# Data to use

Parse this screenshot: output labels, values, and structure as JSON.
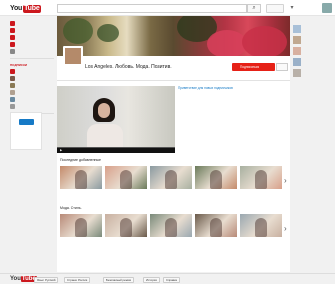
{
  "header": {
    "logo_you": "You",
    "logo_tube": "Tube"
  },
  "guide": {
    "items": [
      {
        "label": "",
        "color": "#cc181e"
      },
      {
        "label": "",
        "color": "#cc181e"
      },
      {
        "label": "",
        "color": "#cc181e"
      },
      {
        "label": "",
        "color": "#cc181e"
      },
      {
        "label": "",
        "color": "#888888"
      }
    ],
    "subs_title": "ПОДПИСКИ",
    "subs": [
      {
        "label": "",
        "color": "#cc181e"
      },
      {
        "label": "",
        "color": "#7a5a4a"
      },
      {
        "label": "",
        "color": "#8a7a55"
      },
      {
        "label": "",
        "color": "#b0a090"
      },
      {
        "label": "",
        "color": "#6a8aa0"
      },
      {
        "label": "",
        "color": "#999999"
      }
    ],
    "browse_label": "",
    "promo_text": "",
    "promo_button": ""
  },
  "channel": {
    "name": "Los Angeles. Любовь. Мода. Позитив.",
    "subscribe_label": "Подписаться",
    "sub_count": "",
    "banner_links": []
  },
  "tabs": [],
  "featured": {
    "title": "Приветствие для новых подписчиков",
    "meta": ""
  },
  "sections": [
    {
      "title": "Последние добавленные"
    },
    {
      "title": "Мода. Стиль."
    }
  ],
  "rail": {
    "heading": "",
    "items": [
      {
        "color": "#a8c0d8"
      },
      {
        "color": "#c0a890"
      },
      {
        "color": "#d8b0a0"
      },
      {
        "color": "#9ab0c8"
      },
      {
        "color": "#b8b0a8"
      }
    ]
  },
  "footer": {
    "logo_you": "You",
    "logo_tube": "Tube",
    "language": "Язык: Русский",
    "country": "Страна: Россия",
    "safety": "Безопасный режим",
    "history": "История",
    "help": "Справка"
  }
}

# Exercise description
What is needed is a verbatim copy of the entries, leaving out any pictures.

# Task result
Parse this screenshot: output labels, values, and structure as JSON.
{
  "header": {
    "logo_you": "You",
    "logo_tube": "Tube"
  },
  "guide": {
    "items": [
      {
        "label": "",
        "color": "#cc181e"
      },
      {
        "label": "",
        "color": "#cc181e"
      },
      {
        "label": "",
        "color": "#cc181e"
      },
      {
        "label": "",
        "color": "#cc181e"
      },
      {
        "label": "",
        "color": "#888888"
      }
    ],
    "subs_title": "ПОДПИСКИ",
    "subs": [
      {
        "label": "",
        "color": "#cc181e"
      },
      {
        "label": "",
        "color": "#7a5a4a"
      },
      {
        "label": "",
        "color": "#8a7a55"
      },
      {
        "label": "",
        "color": "#b0a090"
      },
      {
        "label": "",
        "color": "#6a8aa0"
      },
      {
        "label": "",
        "color": "#999999"
      }
    ],
    "browse_label": "",
    "promo_text": "",
    "promo_button": ""
  },
  "channel": {
    "name": "Los Angeles. Любовь. Мода. Позитив.",
    "subscribe_label": "Подписаться",
    "sub_count": "",
    "banner_links": []
  },
  "tabs": [],
  "featured": {
    "title": "Приветствие для новых подписчиков",
    "meta": ""
  },
  "sections": [
    {
      "title": "Последние добавленные"
    },
    {
      "title": "Мода. Стиль."
    }
  ],
  "rail": {
    "heading": "",
    "items": [
      {
        "color": "#a8c0d8"
      },
      {
        "color": "#c0a890"
      },
      {
        "color": "#d8b0a0"
      },
      {
        "color": "#9ab0c8"
      },
      {
        "color": "#b8b0a8"
      }
    ]
  },
  "footer": {
    "logo_you": "You",
    "logo_tube": "Tube",
    "language": "Язык: Русский",
    "country": "Страна: Россия",
    "safety": "Безопасный режим",
    "history": "История",
    "help": "Справка"
  }
}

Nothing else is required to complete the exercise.